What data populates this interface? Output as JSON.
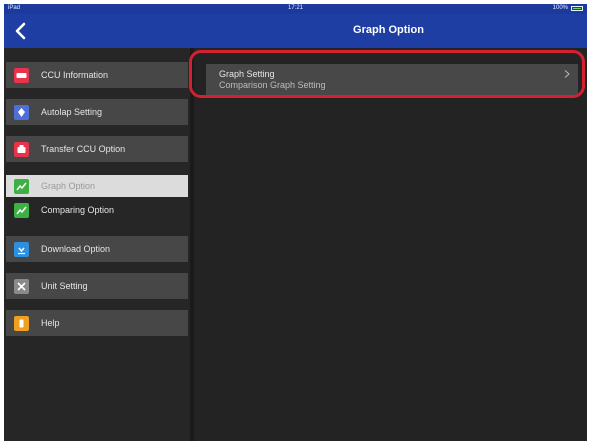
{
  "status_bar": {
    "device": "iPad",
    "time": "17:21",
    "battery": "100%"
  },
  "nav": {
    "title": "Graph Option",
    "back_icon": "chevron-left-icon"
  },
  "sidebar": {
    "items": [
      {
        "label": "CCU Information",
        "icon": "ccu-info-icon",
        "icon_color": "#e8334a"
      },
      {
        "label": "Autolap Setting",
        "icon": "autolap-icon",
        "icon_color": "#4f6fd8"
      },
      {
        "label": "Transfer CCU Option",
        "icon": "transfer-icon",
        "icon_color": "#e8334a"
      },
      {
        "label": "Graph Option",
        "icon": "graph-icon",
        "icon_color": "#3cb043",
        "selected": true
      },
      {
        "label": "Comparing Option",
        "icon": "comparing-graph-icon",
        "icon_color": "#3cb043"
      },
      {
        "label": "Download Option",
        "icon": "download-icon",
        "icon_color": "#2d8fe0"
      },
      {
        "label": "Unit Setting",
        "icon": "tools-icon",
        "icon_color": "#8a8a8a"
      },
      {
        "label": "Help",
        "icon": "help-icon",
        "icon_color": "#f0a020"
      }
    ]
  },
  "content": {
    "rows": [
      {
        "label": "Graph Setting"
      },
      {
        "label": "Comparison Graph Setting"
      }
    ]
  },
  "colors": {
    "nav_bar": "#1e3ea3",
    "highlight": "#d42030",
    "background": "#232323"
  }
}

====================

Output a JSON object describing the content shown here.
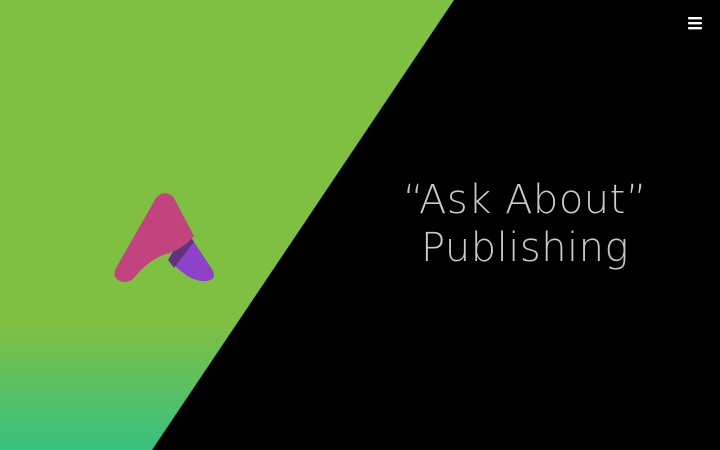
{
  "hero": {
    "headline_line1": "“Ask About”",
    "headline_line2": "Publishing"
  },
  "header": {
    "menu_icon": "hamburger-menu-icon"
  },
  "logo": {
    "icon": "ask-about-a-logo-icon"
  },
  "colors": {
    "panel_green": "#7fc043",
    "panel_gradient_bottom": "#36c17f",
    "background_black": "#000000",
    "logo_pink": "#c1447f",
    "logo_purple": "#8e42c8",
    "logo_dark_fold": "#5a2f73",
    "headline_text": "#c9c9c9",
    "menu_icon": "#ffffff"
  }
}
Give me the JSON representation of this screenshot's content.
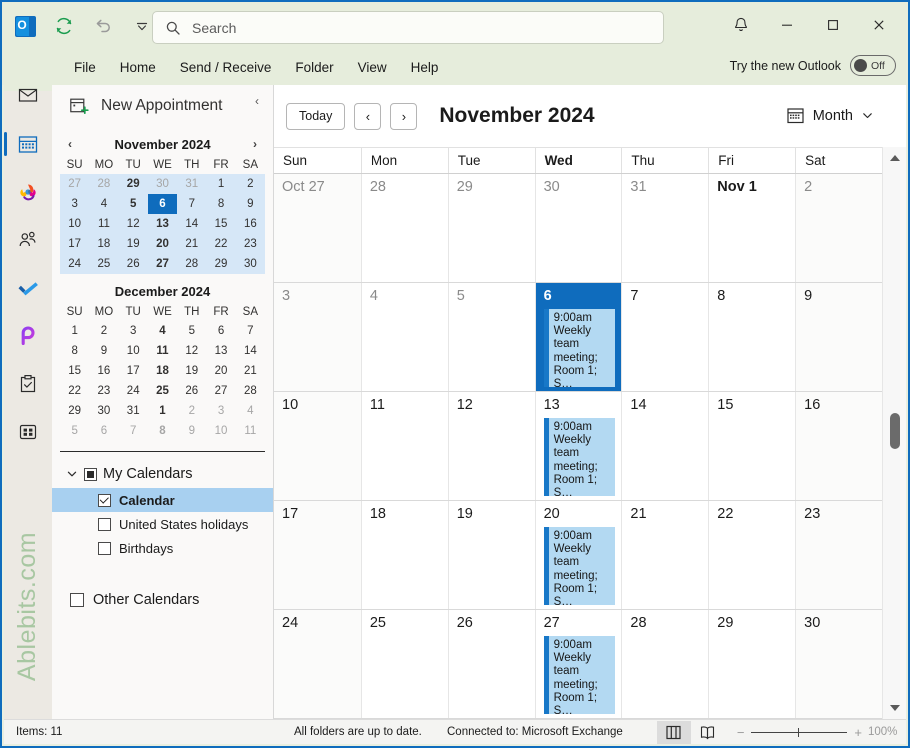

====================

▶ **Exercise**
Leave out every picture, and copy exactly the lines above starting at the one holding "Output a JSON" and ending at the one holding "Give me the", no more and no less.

▶ **Solution to this exercise**
Output a JSON object describing the content shown here.
{
  "hero": {
    "headline_line1": "“Ask About”",
    "headline_line2": "Publishing"
  },
  "header": {
    "menu_icon": "hamburger-menu-icon"
  },
  "logo": {
    "icon": "ask-about-a-logo-icon"
  },
  "colors": {
    "panel_green": "#7fc043",
    "panel_gradient_bottom": "#36c17f",
    "background_black": "#000000",
    "logo_pink": "#c1447f",
    "logo_purple": "#8e42c8",
    "logo_dark_fold": "#5a2f73",
    "headline_text": "#c9c9c9",
    "menu_icon": "#ffffff"
  }
}
Give me the JSON representation of this screenshot's content.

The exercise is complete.